### What to do
Scan the records for "validity". Report each line that includes it.

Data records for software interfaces
* * * *
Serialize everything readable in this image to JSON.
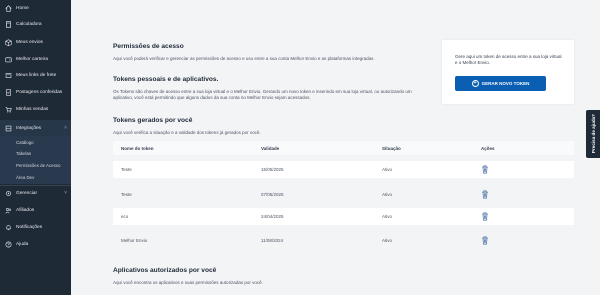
{
  "sidebar": {
    "items": [
      {
        "label": "Home",
        "icon": "home-icon"
      },
      {
        "label": "Calculadora",
        "icon": "calculator-icon"
      },
      {
        "label": "Meus envios",
        "icon": "box-icon"
      },
      {
        "label": "Melhor carteira",
        "icon": "wallet-icon"
      },
      {
        "label": "Meus links de frete",
        "icon": "link-icon"
      },
      {
        "label": "Postagens conferidas",
        "icon": "checklist-icon"
      },
      {
        "label": "Minhas vendas",
        "icon": "cart-icon"
      },
      {
        "label": "Integrações",
        "icon": "integration-icon"
      }
    ],
    "submenu": [
      "Catálogo",
      "Tabelas",
      "Permissões de Acesso",
      "Área Dev"
    ],
    "bottom_items": [
      {
        "label": "Gerenciar",
        "icon": "gear-icon"
      },
      {
        "label": "Afiliados",
        "icon": "affiliates-icon"
      },
      {
        "label": "Notificações",
        "icon": "bell-icon"
      },
      {
        "label": "Ajuda",
        "icon": "help-icon"
      }
    ]
  },
  "permissions": {
    "title": "Permissões de acesso",
    "text": "Aqui você poderá verificar e gerenciar as permissões de acesso e uso entre a sua conta Melhor Envio e as plataformas integradas."
  },
  "tokens_section": {
    "title": "Tokens pessoais e de aplicativos.",
    "text": "Os Tokens são chaves de acesso entre a sua loja virtual e o Melhor Envio. Gerando um novo token e inserindo em sua loja virtual, ou autorizando um aplicativo, você está permitindo que alguns dados da sua conta no Melhor Envio sejam acessados."
  },
  "token_card": {
    "text": "Gere aqui um token de acesso entre a sua loja virtual e o Melhor Envio.",
    "button_label": "GERAR NOVO TOKEN"
  },
  "generated": {
    "title": "Tokens gerados por você",
    "text": "Aqui você verifica a situação e a validade dos tokens já gerados por você.",
    "columns": [
      "Nome do token",
      "Validade",
      "Situação",
      "Ações"
    ],
    "rows": [
      {
        "name": "Teste",
        "validity": "15/05/2025",
        "status": "Ativo"
      },
      {
        "name": "Teste",
        "validity": "07/05/2025",
        "status": "Ativo"
      },
      {
        "name": "eco",
        "validity": "24/04/2025",
        "status": "Ativo"
      },
      {
        "name": "Melhor Envio",
        "validity": "11/08/2024",
        "status": "Ativo"
      }
    ]
  },
  "authorized": {
    "title": "Aplicativos autorizados por você",
    "text": "Aqui você encontra os aplicativos e suas permissões autorizadas por você."
  },
  "help_tab": {
    "label": "Precisa de ajuda?"
  },
  "colors": {
    "sidebar": "#1f2a37",
    "primary_button": "#0b5fb3",
    "trash": "#4a6fa5"
  }
}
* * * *
### Completed task
        "validity": "15/05/2025",
        "validity": "07/05/2025",
        "validity": "24/04/2025",
        "validity": "11/08/2024",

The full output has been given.